Start of Material for this exercise

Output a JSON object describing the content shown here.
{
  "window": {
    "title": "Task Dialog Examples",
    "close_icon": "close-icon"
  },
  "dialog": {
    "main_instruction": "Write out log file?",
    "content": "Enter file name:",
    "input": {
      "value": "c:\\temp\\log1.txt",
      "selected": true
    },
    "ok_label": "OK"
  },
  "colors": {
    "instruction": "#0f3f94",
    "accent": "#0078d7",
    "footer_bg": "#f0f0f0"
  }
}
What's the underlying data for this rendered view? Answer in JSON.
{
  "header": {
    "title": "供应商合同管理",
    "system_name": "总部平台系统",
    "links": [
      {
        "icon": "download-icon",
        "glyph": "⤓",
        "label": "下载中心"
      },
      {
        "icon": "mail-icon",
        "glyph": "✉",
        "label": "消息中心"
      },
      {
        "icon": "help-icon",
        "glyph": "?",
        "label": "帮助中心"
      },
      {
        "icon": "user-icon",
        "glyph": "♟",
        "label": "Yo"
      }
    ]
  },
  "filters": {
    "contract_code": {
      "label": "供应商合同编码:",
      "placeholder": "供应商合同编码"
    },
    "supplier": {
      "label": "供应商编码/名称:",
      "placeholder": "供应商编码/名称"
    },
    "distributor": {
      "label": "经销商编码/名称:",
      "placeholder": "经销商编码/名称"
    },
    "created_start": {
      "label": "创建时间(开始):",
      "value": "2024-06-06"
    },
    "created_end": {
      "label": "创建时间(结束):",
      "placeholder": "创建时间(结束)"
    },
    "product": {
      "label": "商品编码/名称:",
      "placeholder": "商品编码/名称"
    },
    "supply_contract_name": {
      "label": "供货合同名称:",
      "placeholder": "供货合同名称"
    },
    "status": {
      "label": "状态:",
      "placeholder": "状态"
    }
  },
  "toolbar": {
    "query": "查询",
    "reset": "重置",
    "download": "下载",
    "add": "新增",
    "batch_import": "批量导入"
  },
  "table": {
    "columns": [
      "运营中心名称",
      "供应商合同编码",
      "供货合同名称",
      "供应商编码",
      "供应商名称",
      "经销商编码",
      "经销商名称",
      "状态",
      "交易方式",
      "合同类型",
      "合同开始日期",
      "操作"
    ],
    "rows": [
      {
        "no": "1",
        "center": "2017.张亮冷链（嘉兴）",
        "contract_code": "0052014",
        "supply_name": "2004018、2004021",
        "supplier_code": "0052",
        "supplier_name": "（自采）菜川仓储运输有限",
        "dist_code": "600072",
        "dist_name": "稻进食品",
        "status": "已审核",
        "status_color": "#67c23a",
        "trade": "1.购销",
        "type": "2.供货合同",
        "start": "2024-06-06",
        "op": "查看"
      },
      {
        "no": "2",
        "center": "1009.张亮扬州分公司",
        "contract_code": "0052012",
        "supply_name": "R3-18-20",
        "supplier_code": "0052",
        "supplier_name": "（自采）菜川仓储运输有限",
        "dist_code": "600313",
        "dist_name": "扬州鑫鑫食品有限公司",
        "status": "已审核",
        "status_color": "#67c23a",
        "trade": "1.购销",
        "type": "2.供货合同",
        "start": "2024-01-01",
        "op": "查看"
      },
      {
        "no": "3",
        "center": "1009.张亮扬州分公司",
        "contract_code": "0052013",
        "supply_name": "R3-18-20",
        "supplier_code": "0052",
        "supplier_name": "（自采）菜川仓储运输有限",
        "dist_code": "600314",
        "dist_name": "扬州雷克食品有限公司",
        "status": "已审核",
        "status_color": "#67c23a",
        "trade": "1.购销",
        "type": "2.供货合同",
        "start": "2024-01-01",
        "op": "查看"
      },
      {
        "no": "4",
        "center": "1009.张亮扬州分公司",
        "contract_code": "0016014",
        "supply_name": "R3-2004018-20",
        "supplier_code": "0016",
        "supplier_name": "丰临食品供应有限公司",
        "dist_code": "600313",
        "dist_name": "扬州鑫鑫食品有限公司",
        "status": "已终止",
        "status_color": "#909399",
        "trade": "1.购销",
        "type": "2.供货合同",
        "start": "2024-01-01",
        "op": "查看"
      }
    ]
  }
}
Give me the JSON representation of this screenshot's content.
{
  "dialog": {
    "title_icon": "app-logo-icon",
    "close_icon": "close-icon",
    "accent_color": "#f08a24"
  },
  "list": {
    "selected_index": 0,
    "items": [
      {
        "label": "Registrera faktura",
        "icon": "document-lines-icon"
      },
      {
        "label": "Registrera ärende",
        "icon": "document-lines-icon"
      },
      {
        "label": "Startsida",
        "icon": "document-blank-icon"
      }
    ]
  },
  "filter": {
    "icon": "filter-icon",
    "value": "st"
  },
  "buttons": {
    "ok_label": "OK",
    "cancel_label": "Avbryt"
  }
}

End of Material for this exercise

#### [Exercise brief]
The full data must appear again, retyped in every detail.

#### [Result of the exercise]
Output a JSON object describing the content shown here.
{
  "window": {
    "title": "Task Dialog Examples",
    "close_icon": "close-icon"
  },
  "dialog": {
    "main_instruction": "Write out log file?",
    "content": "Enter file name:",
    "input": {
      "value": "c:\\temp\\log1.txt",
      "selected": true
    },
    "ok_label": "OK"
  },
  "colors": {
    "instruction": "#0f3f94",
    "accent": "#0078d7",
    "footer_bg": "#f0f0f0"
  }
}
What's the underlying data for this rendered view? Answer in JSON.
{
  "header": {
    "title": "供应商合同管理",
    "system_name": "总部平台系统",
    "links": [
      {
        "icon": "download-icon",
        "glyph": "⤓",
        "label": "下载中心"
      },
      {
        "icon": "mail-icon",
        "glyph": "✉",
        "label": "消息中心"
      },
      {
        "icon": "help-icon",
        "glyph": "?",
        "label": "帮助中心"
      },
      {
        "icon": "user-icon",
        "glyph": "♟",
        "label": "Yo"
      }
    ]
  },
  "filters": {
    "contract_code": {
      "label": "供应商合同编码:",
      "placeholder": "供应商合同编码"
    },
    "supplier": {
      "label": "供应商编码/名称:",
      "placeholder": "供应商编码/名称"
    },
    "distributor": {
      "label": "经销商编码/名称:",
      "placeholder": "经销商编码/名称"
    },
    "created_start": {
      "label": "创建时间(开始):",
      "value": "2024-06-06"
    },
    "created_end": {
      "label": "创建时间(结束):",
      "placeholder": "创建时间(结束)"
    },
    "product": {
      "label": "商品编码/名称:",
      "placeholder": "商品编码/名称"
    },
    "supply_contract_name": {
      "label": "供货合同名称:",
      "placeholder": "供货合同名称"
    },
    "status": {
      "label": "状态:",
      "placeholder": "状态"
    }
  },
  "toolbar": {
    "query": "查询",
    "reset": "重置",
    "download": "下载",
    "add": "新增",
    "batch_import": "批量导入"
  },
  "table": {
    "columns": [
      "运营中心名称",
      "供应商合同编码",
      "供货合同名称",
      "供应商编码",
      "供应商名称",
      "经销商编码",
      "经销商名称",
      "状态",
      "交易方式",
      "合同类型",
      "合同开始日期",
      "操作"
    ],
    "rows": [
      {
        "no": "1",
        "center": "2017.张亮冷链（嘉兴）",
        "contract_code": "0052014",
        "supply_name": "2004018、2004021",
        "supplier_code": "0052",
        "supplier_name": "（自采）菜川仓储运输有限",
        "dist_code": "600072",
        "dist_name": "稻进食品",
        "status": "已审核",
        "status_color": "#67c23a",
        "trade": "1.购销",
        "type": "2.供货合同",
        "start": "2024-06-06",
        "op": "查看"
      },
      {
        "no": "2",
        "center": "1009.张亮扬州分公司",
        "contract_code": "0052012",
        "supply_name": "R3-18-20",
        "supplier_code": "0052",
        "supplier_name": "（自采）菜川仓储运输有限",
        "dist_code": "600313",
        "dist_name": "扬州鑫鑫食品有限公司",
        "status": "已审核",
        "status_color": "#67c23a",
        "trade": "1.购销",
        "type": "2.供货合同",
        "start": "2024-01-01",
        "op": "查看"
      },
      {
        "no": "3",
        "center": "1009.张亮扬州分公司",
        "contract_code": "0052013",
        "supply_name": "R3-18-20",
        "supplier_code": "0052",
        "supplier_name": "（自采）菜川仓储运输有限",
        "dist_code": "600314",
        "dist_name": "扬州雷克食品有限公司",
        "status": "已审核",
        "status_color": "#67c23a",
        "trade": "1.购销",
        "type": "2.供货合同",
        "start": "2024-01-01",
        "op": "查看"
      },
      {
        "no": "4",
        "center": "1009.张亮扬州分公司",
        "contract_code": "0016014",
        "supply_name": "R3-2004018-20",
        "supplier_code": "0016",
        "supplier_name": "丰临食品供应有限公司",
        "dist_code": "600313",
        "dist_name": "扬州鑫鑫食品有限公司",
        "status": "已终止",
        "status_color": "#909399",
        "trade": "1.购销",
        "type": "2.供货合同",
        "start": "2024-01-01",
        "op": "查看"
      }
    ]
  }
}
Give me the JSON representation of this screenshot's content.
{
  "dialog": {
    "title_icon": "app-logo-icon",
    "close_icon": "close-icon",
    "accent_color": "#f08a24"
  },
  "list": {
    "selected_index": 0,
    "items": [
      {
        "label": "Registrera faktura",
        "icon": "document-lines-icon"
      },
      {
        "label": "Registrera ärende",
        "icon": "document-lines-icon"
      },
      {
        "label": "Startsida",
        "icon": "document-blank-icon"
      }
    ]
  },
  "filter": {
    "icon": "filter-icon",
    "value": "st"
  },
  "buttons": {
    "ok_label": "OK",
    "cancel_label": "Avbryt"
  }
}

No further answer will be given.